Baba is not the next khodorkovsky
There are some speculations online, and certainly no less on Twitter that compares Xi v.s. Jack Ma with Putin v.s. Khodorkovsky.
There is no comparison. The Russian oligarch rose to power when Putin’s power was not as consolidated as they are now. Khodorkovsky pursued a deadly political ambition and failed. Jack Ma won’t challenge Xi politically ever.
If you don’t believe that, checkout the video where Bo Xilai commented on Xu Ming, his former business associate. The ruling class, since the 2000s, has iron-claw on the political power, and often treated businessmen as a means to the ends. It is often mistaken because of the heavy mercantilism tendencies of China’s industrial and trade policies.

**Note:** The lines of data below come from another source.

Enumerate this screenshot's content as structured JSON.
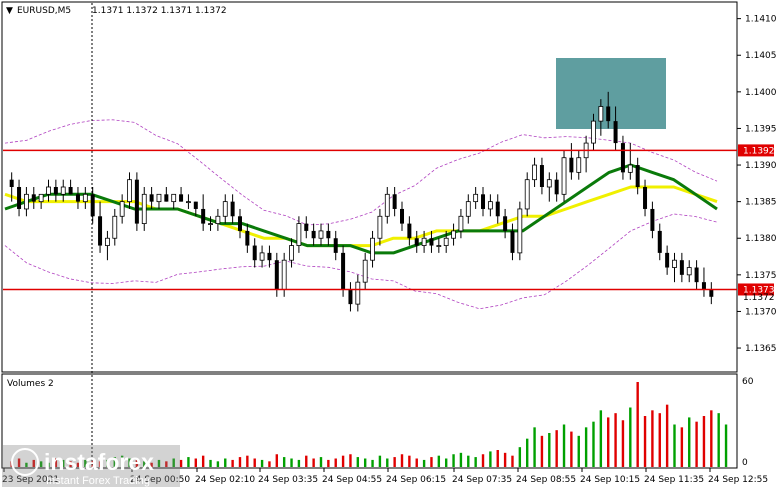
{
  "header": {
    "symbol": "EURUSD,M5",
    "ohlc": "1.1371 1.1372 1.1371 1.1372"
  },
  "price_axis": {
    "ticks": [
      "1.1410",
      "1.1405",
      "1.1400",
      "1.1395",
      "1.1390",
      "1.1385",
      "1.1380",
      "1.1375",
      "1.1370",
      "1.1365"
    ],
    "level_upper_tag": "1.1392",
    "level_lower_tag": "1.1373",
    "current_price_tag": "1.1372"
  },
  "volume_panel": {
    "title": "Volumes 2",
    "ticks": [
      "60",
      "0"
    ]
  },
  "time_axis": {
    "labels": [
      "23 Sep 2021",
      "24 Sep 00:50",
      "24 Sep 02:10",
      "24 Sep 03:35",
      "24 Sep 04:55",
      "24 Sep 06:15",
      "24 Sep 07:35",
      "24 Sep 08:55",
      "24 Sep 10:15",
      "24 Sep 11:35",
      "24 Sep 12:55"
    ]
  },
  "watermark": {
    "brand": "instaforex",
    "tagline": "Instant Forex Trading"
  },
  "colors": {
    "bull_candle": "#000000",
    "level_line": "#e00000",
    "ma_fast": "#0a7a0a",
    "ma_slow": "#f0f000",
    "bollinger": "#b040c0",
    "volume_up": "#00a000",
    "volume_down": "#e00000",
    "highlight_box": "#5f9ea0"
  },
  "chart_data": {
    "type": "candlestick",
    "price_range": [
      1.1362,
      1.1412
    ],
    "horizontal_levels": [
      1.1392,
      1.1373
    ],
    "candles": [
      [
        1.1388,
        1.1389,
        1.1385,
        1.1387
      ],
      [
        1.1387,
        1.1388,
        1.1383,
        1.1384
      ],
      [
        1.1384,
        1.1387,
        1.1383,
        1.1386
      ],
      [
        1.1386,
        1.1387,
        1.1384,
        1.1385
      ],
      [
        1.1385,
        1.1386,
        1.1384,
        1.1386
      ],
      [
        1.1386,
        1.1388,
        1.1385,
        1.1387
      ],
      [
        1.1387,
        1.1388,
        1.1385,
        1.1386
      ],
      [
        1.1386,
        1.1388,
        1.1385,
        1.1387
      ],
      [
        1.1387,
        1.1388,
        1.1386,
        1.1386
      ],
      [
        1.1386,
        1.1387,
        1.1384,
        1.1385
      ],
      [
        1.1385,
        1.1387,
        1.1384,
        1.1386
      ],
      [
        1.1386,
        1.1387,
        1.1382,
        1.1383
      ],
      [
        1.1383,
        1.1385,
        1.1378,
        1.1379
      ],
      [
        1.1379,
        1.1381,
        1.1377,
        1.138
      ],
      [
        1.138,
        1.1384,
        1.1379,
        1.1383
      ],
      [
        1.1383,
        1.1386,
        1.1382,
        1.1385
      ],
      [
        1.1385,
        1.1389,
        1.1384,
        1.1388
      ],
      [
        1.1388,
        1.1389,
        1.1381,
        1.1382
      ],
      [
        1.1382,
        1.1387,
        1.1381,
        1.1386
      ],
      [
        1.1386,
        1.1387,
        1.1384,
        1.1385
      ],
      [
        1.1385,
        1.1386,
        1.1384,
        1.1386
      ],
      [
        1.1386,
        1.1387,
        1.1385,
        1.1385
      ],
      [
        1.1385,
        1.1386,
        1.1384,
        1.1386
      ],
      [
        1.1386,
        1.1387,
        1.1385,
        1.1385
      ],
      [
        1.1385,
        1.1386,
        1.1384,
        1.1385
      ],
      [
        1.1385,
        1.1385,
        1.1383,
        1.1384
      ],
      [
        1.1384,
        1.1386,
        1.1381,
        1.1382
      ],
      [
        1.1382,
        1.1383,
        1.1381,
        1.1382
      ],
      [
        1.1382,
        1.1384,
        1.1381,
        1.1383
      ],
      [
        1.1383,
        1.1386,
        1.1382,
        1.1385
      ],
      [
        1.1385,
        1.1386,
        1.1382,
        1.1383
      ],
      [
        1.1383,
        1.1384,
        1.138,
        1.1381
      ],
      [
        1.1381,
        1.1382,
        1.1378,
        1.1379
      ],
      [
        1.1379,
        1.138,
        1.1376,
        1.1377
      ],
      [
        1.1377,
        1.1379,
        1.1376,
        1.1378
      ],
      [
        1.1378,
        1.1379,
        1.1376,
        1.1377
      ],
      [
        1.1377,
        1.1378,
        1.1372,
        1.1373
      ],
      [
        1.1373,
        1.1378,
        1.1372,
        1.1377
      ],
      [
        1.1377,
        1.138,
        1.1376,
        1.1379
      ],
      [
        1.1379,
        1.1383,
        1.1378,
        1.1382
      ],
      [
        1.1382,
        1.1383,
        1.138,
        1.1381
      ],
      [
        1.1381,
        1.1382,
        1.1379,
        1.138
      ],
      [
        1.138,
        1.1382,
        1.1379,
        1.1381
      ],
      [
        1.1381,
        1.1382,
        1.1379,
        1.138
      ],
      [
        1.138,
        1.1381,
        1.1377,
        1.1378
      ],
      [
        1.1378,
        1.1379,
        1.1372,
        1.1373
      ],
      [
        1.1373,
        1.1374,
        1.137,
        1.1371
      ],
      [
        1.1371,
        1.1375,
        1.137,
        1.1374
      ],
      [
        1.1374,
        1.1378,
        1.1373,
        1.1377
      ],
      [
        1.1377,
        1.1381,
        1.1376,
        1.138
      ],
      [
        1.138,
        1.1384,
        1.1379,
        1.1383
      ],
      [
        1.1383,
        1.1387,
        1.1382,
        1.1386
      ],
      [
        1.1386,
        1.1387,
        1.1383,
        1.1384
      ],
      [
        1.1384,
        1.1385,
        1.1381,
        1.1382
      ],
      [
        1.1382,
        1.1383,
        1.1379,
        1.138
      ],
      [
        1.138,
        1.1381,
        1.1378,
        1.1379
      ],
      [
        1.1379,
        1.1381,
        1.1378,
        1.138
      ],
      [
        1.138,
        1.1381,
        1.1378,
        1.1379
      ],
      [
        1.1379,
        1.138,
        1.1378,
        1.1379
      ],
      [
        1.1379,
        1.1381,
        1.1378,
        1.138
      ],
      [
        1.138,
        1.1382,
        1.1379,
        1.1381
      ],
      [
        1.1381,
        1.1384,
        1.138,
        1.1383
      ],
      [
        1.1383,
        1.1386,
        1.1382,
        1.1385
      ],
      [
        1.1385,
        1.1387,
        1.1384,
        1.1386
      ],
      [
        1.1386,
        1.1387,
        1.1383,
        1.1384
      ],
      [
        1.1384,
        1.1386,
        1.1383,
        1.1385
      ],
      [
        1.1385,
        1.1386,
        1.1382,
        1.1383
      ],
      [
        1.1383,
        1.1384,
        1.138,
        1.1381
      ],
      [
        1.1381,
        1.1382,
        1.1377,
        1.1378
      ],
      [
        1.1378,
        1.1385,
        1.1377,
        1.1384
      ],
      [
        1.1384,
        1.1389,
        1.1383,
        1.1388
      ],
      [
        1.1388,
        1.1391,
        1.1387,
        1.139
      ],
      [
        1.139,
        1.1391,
        1.1386,
        1.1387
      ],
      [
        1.1387,
        1.1389,
        1.1385,
        1.1388
      ],
      [
        1.1388,
        1.1389,
        1.1385,
        1.1386
      ],
      [
        1.1386,
        1.1392,
        1.1385,
        1.1391
      ],
      [
        1.1391,
        1.1393,
        1.1388,
        1.1389
      ],
      [
        1.1389,
        1.1392,
        1.1388,
        1.1391
      ],
      [
        1.1391,
        1.1394,
        1.1389,
        1.1393
      ],
      [
        1.1393,
        1.1397,
        1.1392,
        1.1396
      ],
      [
        1.1396,
        1.1399,
        1.1394,
        1.1398
      ],
      [
        1.1398,
        1.14,
        1.1395,
        1.1396
      ],
      [
        1.1396,
        1.1398,
        1.1392,
        1.1393
      ],
      [
        1.1393,
        1.1394,
        1.1388,
        1.1389
      ],
      [
        1.1389,
        1.1393,
        1.1388,
        1.139
      ],
      [
        1.139,
        1.1391,
        1.1386,
        1.1387
      ],
      [
        1.1387,
        1.1388,
        1.1383,
        1.1384
      ],
      [
        1.1384,
        1.1385,
        1.138,
        1.1381
      ],
      [
        1.1381,
        1.1382,
        1.1377,
        1.1378
      ],
      [
        1.1378,
        1.1379,
        1.1375,
        1.1376
      ],
      [
        1.1376,
        1.1378,
        1.1374,
        1.1377
      ],
      [
        1.1377,
        1.1378,
        1.1374,
        1.1375
      ],
      [
        1.1375,
        1.1377,
        1.1374,
        1.1376
      ],
      [
        1.1376,
        1.1377,
        1.1373,
        1.1374
      ],
      [
        1.1374,
        1.1376,
        1.1372,
        1.1373
      ],
      [
        1.1373,
        1.1374,
        1.1371,
        1.1372
      ]
    ],
    "ma_fast": [
      1.1384,
      1.1385,
      1.1386,
      1.1386,
      1.1386,
      1.1385,
      1.1384,
      1.1384,
      1.1384,
      1.1383,
      1.1382,
      1.1382,
      1.1381,
      1.138,
      1.1379,
      1.1379,
      1.1379,
      1.1378,
      1.1378,
      1.1379,
      1.138,
      1.1381,
      1.1381,
      1.1381,
      1.1381,
      1.1383,
      1.1385,
      1.1387,
      1.1389,
      1.139,
      1.1389,
      1.1388,
      1.1386,
      1.1384
    ],
    "ma_slow": [
      1.1386,
      1.1385,
      1.1385,
      1.1385,
      1.1385,
      1.1385,
      1.1385,
      1.1384,
      1.1384,
      1.1383,
      1.1382,
      1.1381,
      1.138,
      1.138,
      1.1379,
      1.1379,
      1.1379,
      1.1379,
      1.138,
      1.138,
      1.1381,
      1.1381,
      1.1381,
      1.1382,
      1.1383,
      1.1383,
      1.1384,
      1.1385,
      1.1386,
      1.1387,
      1.1387,
      1.1387,
      1.1386,
      1.1385
    ],
    "volumes": [
      4,
      6,
      3,
      5,
      4,
      3,
      6,
      5,
      4,
      3,
      5,
      6,
      4,
      5,
      7,
      8,
      6,
      5,
      4,
      3,
      5,
      4,
      6,
      5,
      7,
      6,
      8,
      5,
      4,
      6,
      5,
      7,
      8,
      6,
      5,
      4,
      9,
      7,
      6,
      5,
      8,
      6,
      7,
      5,
      6,
      8,
      9,
      7,
      6,
      5,
      8,
      6,
      7,
      9,
      8,
      6,
      5,
      7,
      8,
      6,
      9,
      10,
      8,
      7,
      9,
      11,
      12,
      10,
      8,
      14,
      20,
      28,
      22,
      24,
      26,
      30,
      25,
      22,
      28,
      32,
      40,
      35,
      38,
      33,
      42,
      60,
      36,
      40,
      38,
      44,
      30,
      28,
      35,
      32,
      36,
      40,
      38,
      30
    ]
  }
}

So far, there are no organized political challenges to the ruling class from the business side. The dissenting voices were often suppressed long before they could be materialized. The story of the arrest and the subsequent trial of Ren Zhiqiang could serve as a quick primer on how the ruling class handles such dissenting voices recently.
Contrary to the western belief, the recent BABA news is not driven by egos. Far above anything, the ruling class concern their legitimacy of their rules. The legitimacy, in recent decades, derived from the Harmonious Society. The concept consists of effective means to suppress dissenting voices and providing basic economic stability. The monopolistic behaviors of the internet companies, BABA in particular, could pose a systematic risk to basic economic stability. The regulators reasoned, BABA’s micro-loans to small and medium enterprises and consumers could impose cross-sector risks to the state-owned banks.
Although Jack Ma is on the no-flight list now, there is no higher political risk to Jack Ma now than before. As the goal of the regulation is to de-risk BABA, a drastic action towards the enterprise would be counter-productive. What we could likely see, as the outcomes of the recent regulatory actions, are:
- Higher capitalization requirements for BABA / Ant to shed risks with the banks
- A regulatory requirement for credit information sharing between states, banks, regulatory bodies and other private enterprises
- Some transparency and additional pro-competitive requirements that would benefits their competitors such as JD and PDD
We could also see some experimental regulatory requirements that eventually will benefit big players than smaller ones, much like the regulatory requirements introduced in 2018 to Games.
What you won’t see, as the western investors worried, are CCP members on the board or cap tables. There are more innovative structures to exercise controls than the plain cap table or Board seats.